Currently the PCT are making deductions for both the employees (your 6% contribution) and the employer’s contribution (14%). Your employee contribution will continue to be shown as part of your drawings in the accounts. The employer’s contribution should be shown as an expense in the accounts or offset against the additional income to pay this contribution.

If the profits are shared equally, then each you might expect to have an equal share of the employer’s contribution. However, although you share profits equally, your individual NHS profits for superannuation will not be the same for each partner. The reason for this is that the calculation of NHS profits will also include your individual personal expenses and any outside income that is now superannauble. If a partner joined the NHS pension scheme after June 1989, and their NHS profits are higher than the Inland Revenue earning cap which for 2004/05 is £102,000, then their individual NHS profits will be capped to £102,000 and this will be the amount that superannuation will be calculated on.

As you can see from table A, Dr A no longer pays superannuation and therefore his employers contribution is nil. If the employer’s contribution is not separately identified to each partner and is shared equally, then Dr A is paying £12,775 of the other partner’s employer’s contribution.

To ensure that this is dealt with fairly each partner’s employer’s contribution can be allocated to them as a prior expense, before the balance of profits are shared equally.

Practices whose accountants do not specialise in dealing with GP’s should ensure that they inform them of the implications of the employer’s contributions.

It’s also worth pointing out that any GPs, who are not contributing to the NHS pension scheme, will still need to complete the annual certificate of pension profits as this also determines the amount of seniority income they are entitled to.


  Total Dr A Dr B Dr C Dr D
Profits per the accounts
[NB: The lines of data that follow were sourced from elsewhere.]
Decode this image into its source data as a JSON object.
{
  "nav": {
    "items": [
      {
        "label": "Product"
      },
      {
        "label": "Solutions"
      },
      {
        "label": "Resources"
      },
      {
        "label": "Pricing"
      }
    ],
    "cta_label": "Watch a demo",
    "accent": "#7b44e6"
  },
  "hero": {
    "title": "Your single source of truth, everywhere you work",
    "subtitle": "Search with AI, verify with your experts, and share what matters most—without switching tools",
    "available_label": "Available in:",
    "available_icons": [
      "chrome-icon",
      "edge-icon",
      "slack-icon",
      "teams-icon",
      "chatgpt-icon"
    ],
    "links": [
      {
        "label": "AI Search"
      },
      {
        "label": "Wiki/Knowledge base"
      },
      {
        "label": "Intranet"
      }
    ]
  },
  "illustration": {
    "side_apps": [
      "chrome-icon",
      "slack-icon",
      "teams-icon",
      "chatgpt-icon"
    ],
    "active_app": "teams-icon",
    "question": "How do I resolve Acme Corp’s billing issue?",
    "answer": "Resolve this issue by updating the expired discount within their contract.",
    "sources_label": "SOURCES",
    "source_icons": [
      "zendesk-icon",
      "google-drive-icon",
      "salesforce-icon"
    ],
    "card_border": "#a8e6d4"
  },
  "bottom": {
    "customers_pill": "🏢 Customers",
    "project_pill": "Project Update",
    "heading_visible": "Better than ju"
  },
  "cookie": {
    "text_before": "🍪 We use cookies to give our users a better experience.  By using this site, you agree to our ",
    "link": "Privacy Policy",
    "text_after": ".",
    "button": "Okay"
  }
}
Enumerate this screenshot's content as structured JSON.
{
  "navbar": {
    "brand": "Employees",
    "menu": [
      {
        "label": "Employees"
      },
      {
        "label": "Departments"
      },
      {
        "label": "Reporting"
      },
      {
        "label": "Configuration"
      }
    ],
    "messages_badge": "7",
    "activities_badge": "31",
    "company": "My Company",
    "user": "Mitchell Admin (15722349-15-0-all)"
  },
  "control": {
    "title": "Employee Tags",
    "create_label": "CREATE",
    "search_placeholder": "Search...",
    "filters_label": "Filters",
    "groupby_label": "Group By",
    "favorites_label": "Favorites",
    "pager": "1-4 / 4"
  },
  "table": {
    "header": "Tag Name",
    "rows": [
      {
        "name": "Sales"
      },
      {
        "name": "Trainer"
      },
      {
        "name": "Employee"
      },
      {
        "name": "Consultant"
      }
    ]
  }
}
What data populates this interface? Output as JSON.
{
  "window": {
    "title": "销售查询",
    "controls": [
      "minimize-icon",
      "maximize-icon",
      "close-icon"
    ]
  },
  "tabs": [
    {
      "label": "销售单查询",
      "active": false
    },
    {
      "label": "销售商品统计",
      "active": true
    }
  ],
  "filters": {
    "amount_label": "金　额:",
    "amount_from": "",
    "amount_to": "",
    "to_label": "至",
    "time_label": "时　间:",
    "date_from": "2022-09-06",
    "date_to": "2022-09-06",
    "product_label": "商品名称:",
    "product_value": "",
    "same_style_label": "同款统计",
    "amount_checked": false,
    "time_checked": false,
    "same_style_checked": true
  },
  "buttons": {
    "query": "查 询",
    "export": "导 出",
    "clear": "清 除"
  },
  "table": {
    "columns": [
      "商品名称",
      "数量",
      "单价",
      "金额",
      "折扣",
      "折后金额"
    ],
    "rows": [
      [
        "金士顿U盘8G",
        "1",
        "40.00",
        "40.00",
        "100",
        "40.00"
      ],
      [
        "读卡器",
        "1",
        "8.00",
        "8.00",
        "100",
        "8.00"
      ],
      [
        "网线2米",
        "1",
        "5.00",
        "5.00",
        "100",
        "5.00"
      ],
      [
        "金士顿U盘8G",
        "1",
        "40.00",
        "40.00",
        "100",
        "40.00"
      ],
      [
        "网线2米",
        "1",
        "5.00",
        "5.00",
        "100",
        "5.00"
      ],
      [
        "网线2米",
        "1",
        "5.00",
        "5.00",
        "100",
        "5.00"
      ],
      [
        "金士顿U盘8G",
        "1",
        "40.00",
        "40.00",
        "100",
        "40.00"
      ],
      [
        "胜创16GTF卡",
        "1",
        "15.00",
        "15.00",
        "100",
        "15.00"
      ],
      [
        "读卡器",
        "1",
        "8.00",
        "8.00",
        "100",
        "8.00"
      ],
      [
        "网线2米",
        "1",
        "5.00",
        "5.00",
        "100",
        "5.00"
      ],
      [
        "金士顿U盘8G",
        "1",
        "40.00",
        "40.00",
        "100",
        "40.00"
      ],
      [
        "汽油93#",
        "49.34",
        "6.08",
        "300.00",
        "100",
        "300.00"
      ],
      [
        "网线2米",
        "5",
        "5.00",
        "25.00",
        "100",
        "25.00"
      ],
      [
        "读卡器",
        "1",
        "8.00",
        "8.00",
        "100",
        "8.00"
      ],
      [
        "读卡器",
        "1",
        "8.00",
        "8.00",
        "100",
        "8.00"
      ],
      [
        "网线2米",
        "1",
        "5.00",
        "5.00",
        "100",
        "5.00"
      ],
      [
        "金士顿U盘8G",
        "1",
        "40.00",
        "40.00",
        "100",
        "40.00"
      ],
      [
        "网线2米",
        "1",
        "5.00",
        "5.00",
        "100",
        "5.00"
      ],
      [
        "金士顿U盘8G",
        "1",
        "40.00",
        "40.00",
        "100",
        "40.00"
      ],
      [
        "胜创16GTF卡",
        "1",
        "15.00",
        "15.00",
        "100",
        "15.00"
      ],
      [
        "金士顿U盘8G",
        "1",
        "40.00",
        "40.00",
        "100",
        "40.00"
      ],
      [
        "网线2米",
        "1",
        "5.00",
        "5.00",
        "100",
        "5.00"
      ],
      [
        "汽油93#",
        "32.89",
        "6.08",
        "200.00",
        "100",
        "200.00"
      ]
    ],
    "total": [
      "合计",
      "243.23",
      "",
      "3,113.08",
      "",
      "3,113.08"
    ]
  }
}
NHS Profits

NHS Profits for superannuation purposes

Employer’s superannuation (14%)

Share of employer’s superannuation if shared equally

















May 2005